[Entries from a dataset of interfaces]
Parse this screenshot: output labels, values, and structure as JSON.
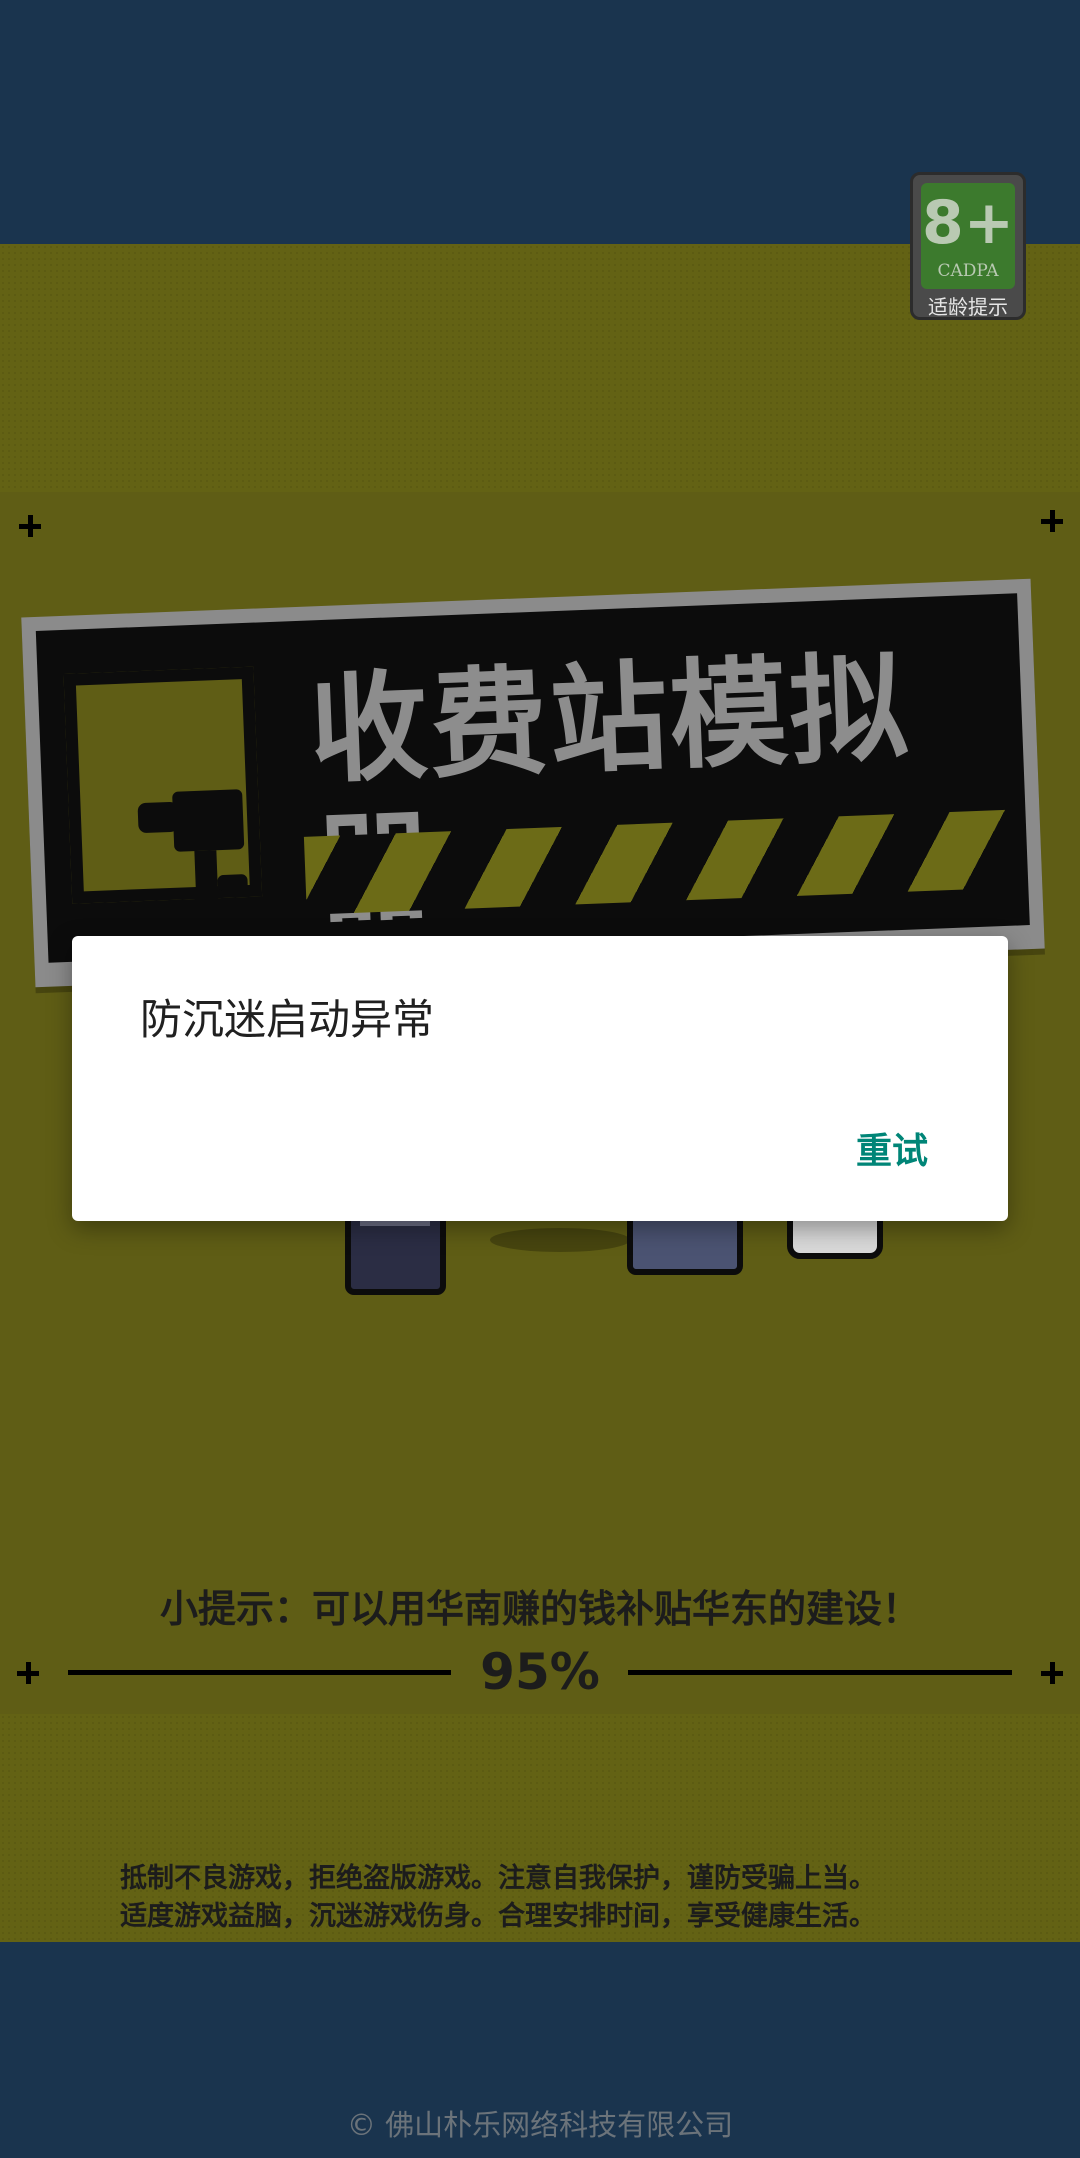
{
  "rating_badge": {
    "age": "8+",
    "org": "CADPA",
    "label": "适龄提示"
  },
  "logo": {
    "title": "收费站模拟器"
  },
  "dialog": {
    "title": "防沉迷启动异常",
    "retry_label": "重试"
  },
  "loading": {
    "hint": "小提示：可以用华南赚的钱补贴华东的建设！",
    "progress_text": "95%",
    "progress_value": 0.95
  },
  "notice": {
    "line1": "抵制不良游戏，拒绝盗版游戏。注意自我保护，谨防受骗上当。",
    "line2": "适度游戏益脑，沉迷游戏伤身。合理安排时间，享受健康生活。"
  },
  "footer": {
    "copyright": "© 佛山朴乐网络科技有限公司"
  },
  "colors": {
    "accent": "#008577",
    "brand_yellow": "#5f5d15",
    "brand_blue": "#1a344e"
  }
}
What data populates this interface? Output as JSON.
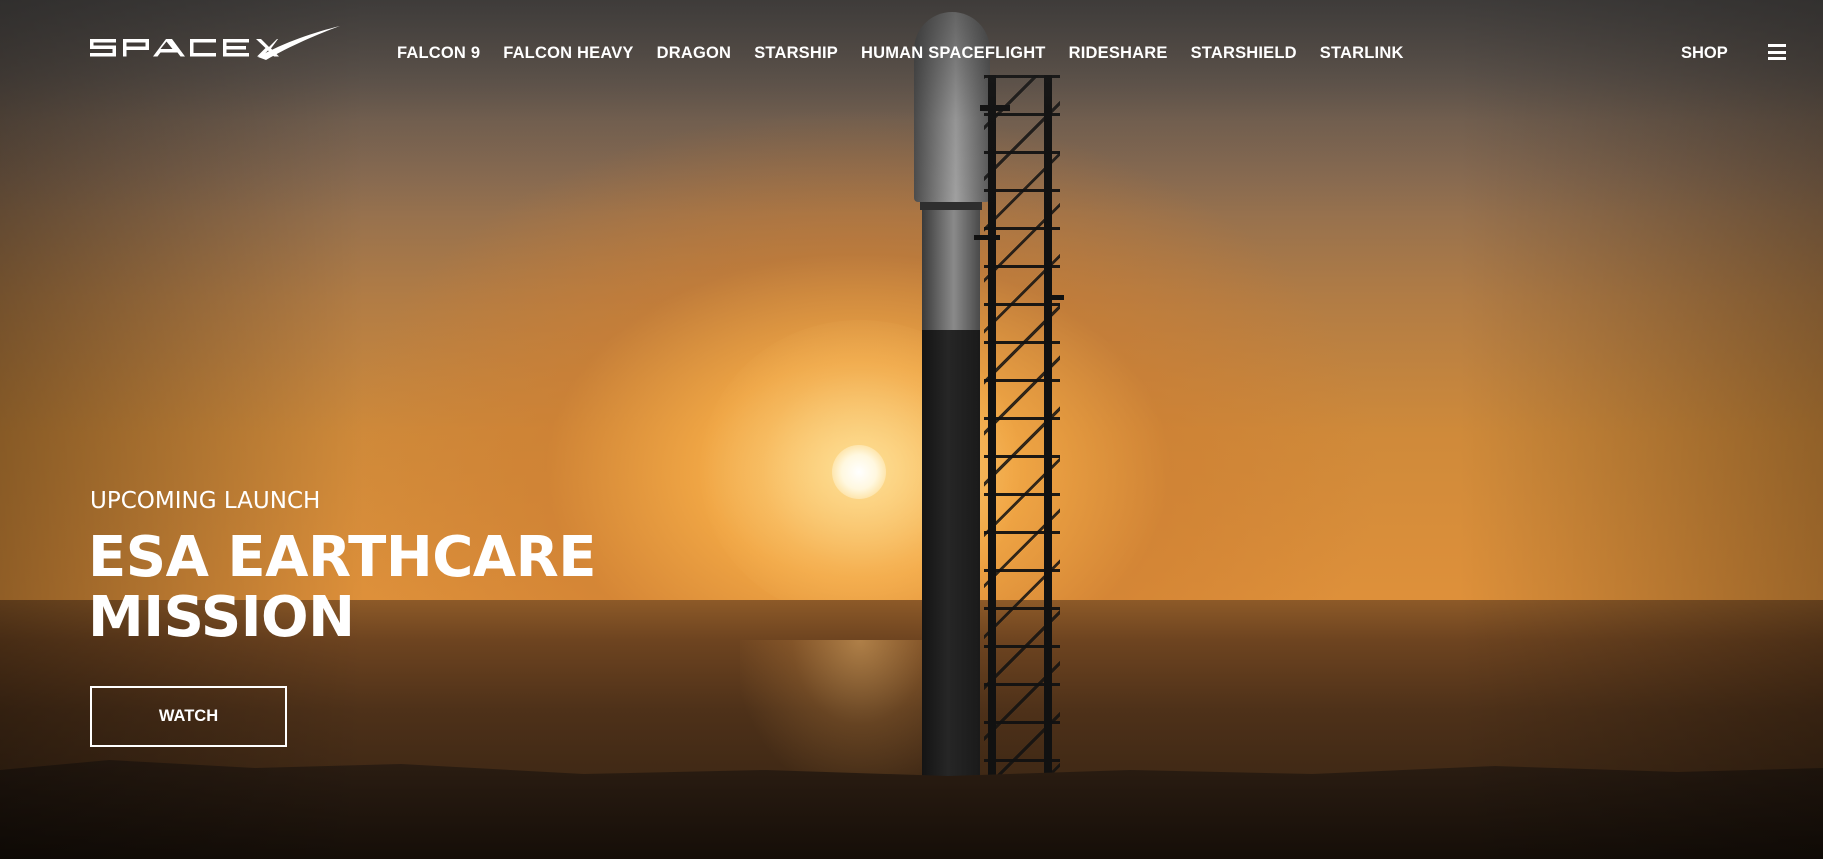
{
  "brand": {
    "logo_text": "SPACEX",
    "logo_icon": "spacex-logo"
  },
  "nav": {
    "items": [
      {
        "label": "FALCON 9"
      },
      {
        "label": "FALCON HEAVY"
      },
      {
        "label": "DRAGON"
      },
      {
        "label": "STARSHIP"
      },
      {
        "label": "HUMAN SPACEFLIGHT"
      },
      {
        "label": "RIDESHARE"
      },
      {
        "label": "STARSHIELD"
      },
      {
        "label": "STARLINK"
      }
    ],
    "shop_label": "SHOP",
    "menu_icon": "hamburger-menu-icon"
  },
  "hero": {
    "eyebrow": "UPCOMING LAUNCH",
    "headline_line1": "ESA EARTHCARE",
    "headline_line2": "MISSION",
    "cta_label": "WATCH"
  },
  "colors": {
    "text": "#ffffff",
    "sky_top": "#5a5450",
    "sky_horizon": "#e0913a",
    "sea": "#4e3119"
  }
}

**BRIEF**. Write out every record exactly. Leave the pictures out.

**EXERCISE OUTPUT**.
Parse this screenshot: output labels, values, and structure as JSON.
{
  "rating_badge": {
    "age": "8+",
    "org": "CADPA",
    "label": "适龄提示"
  },
  "logo": {
    "title": "收费站模拟器"
  },
  "dialog": {
    "title": "防沉迷启动异常",
    "retry_label": "重试"
  },
  "loading": {
    "hint": "小提示：可以用华南赚的钱补贴华东的建设！",
    "progress_text": "95%",
    "progress_value": 0.95
  },
  "notice": {
    "line1": "抵制不良游戏，拒绝盗版游戏。注意自我保护，谨防受骗上当。",
    "line2": "适度游戏益脑，沉迷游戏伤身。合理安排时间，享受健康生活。"
  },
  "footer": {
    "copyright": "© 佛山朴乐网络科技有限公司"
  },
  "colors": {
    "accent": "#008577",
    "brand_yellow": "#5f5d15",
    "brand_blue": "#1a344e"
  }
}
What data populates this interface? Output as JSON.
{
  "brand": {
    "logo_text": "SPACEX",
    "logo_icon": "spacex-logo"
  },
  "nav": {
    "items": [
      {
        "label": "FALCON 9"
      },
      {
        "label": "FALCON HEAVY"
      },
      {
        "label": "DRAGON"
      },
      {
        "label": "STARSHIP"
      },
      {
        "label": "HUMAN SPACEFLIGHT"
      },
      {
        "label": "RIDESHARE"
      },
      {
        "label": "STARSHIELD"
      },
      {
        "label": "STARLINK"
      }
    ],
    "shop_label": "SHOP",
    "menu_icon": "hamburger-menu-icon"
  },
  "hero": {
    "eyebrow": "UPCOMING LAUNCH",
    "headline_line1": "ESA EARTHCARE",
    "headline_line2": "MISSION",
    "cta_label": "WATCH"
  },
  "colors": {
    "text": "#ffffff",
    "sky_top": "#5a5450",
    "sky_horizon": "#e0913a",
    "sea": "#4e3119"
  }
}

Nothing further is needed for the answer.